*HOW TO COMPLETE THIS TASK*
State the number of lines in these records that include the word "photo", and add nothing to it.

(Entries from a dataset of interfaces)

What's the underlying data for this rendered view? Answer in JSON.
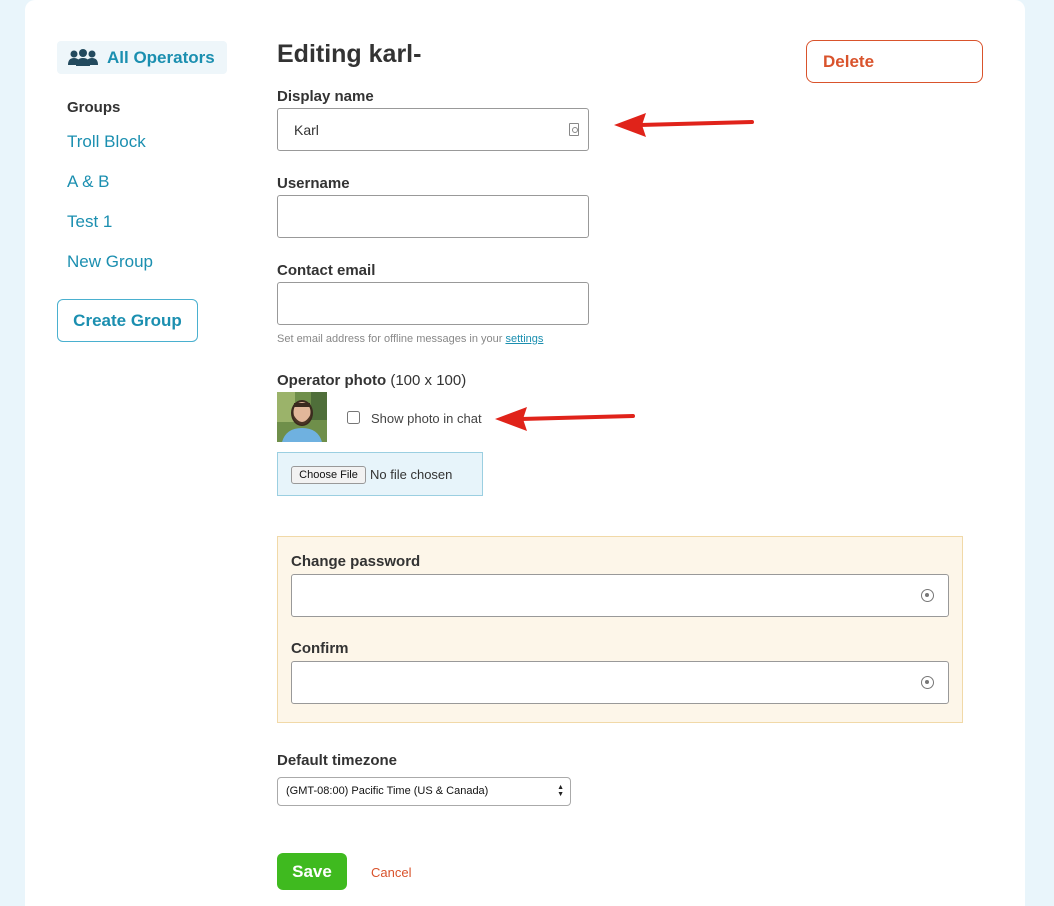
{
  "sidebar": {
    "all_operators": "All Operators",
    "groups_label": "Groups",
    "groups": [
      "Troll Block",
      "A & B",
      "Test 1",
      "New Group"
    ],
    "create_group": "Create Group"
  },
  "main": {
    "title": "Editing karl-",
    "delete_label": "Delete",
    "display_name": {
      "label": "Display name",
      "value": "Karl"
    },
    "username": {
      "label": "Username",
      "value": ""
    },
    "contact_email": {
      "label": "Contact email",
      "value": "",
      "hint": "Set email address for offline messages in your",
      "hint_link": "settings"
    },
    "photo": {
      "label": "Operator photo",
      "size_note": "(100 x 100)",
      "show_in_chat_label": "Show photo in chat",
      "show_in_chat_checked": false,
      "choose_file_label": "Choose File",
      "no_file_text": "No file chosen"
    },
    "password": {
      "change_label": "Change password",
      "confirm_label": "Confirm"
    },
    "timezone": {
      "label": "Default timezone",
      "selected": "(GMT-08:00) Pacific Time (US & Canada)"
    },
    "save_label": "Save",
    "cancel_label": "Cancel"
  },
  "colors": {
    "accent": "#1b8fb0",
    "danger": "#d9532c",
    "save": "#3fba1f",
    "annotation_arrow": "#e0231a",
    "page_bg": "#e9f5fb"
  }
}
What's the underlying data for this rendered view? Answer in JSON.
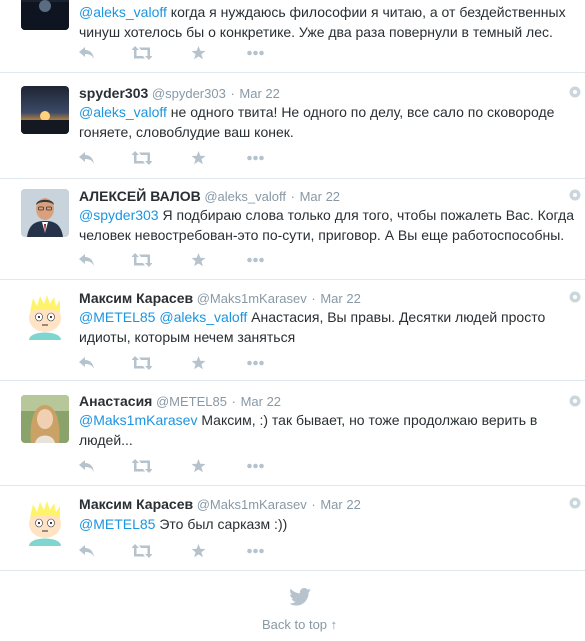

*TASK ANSWER*
3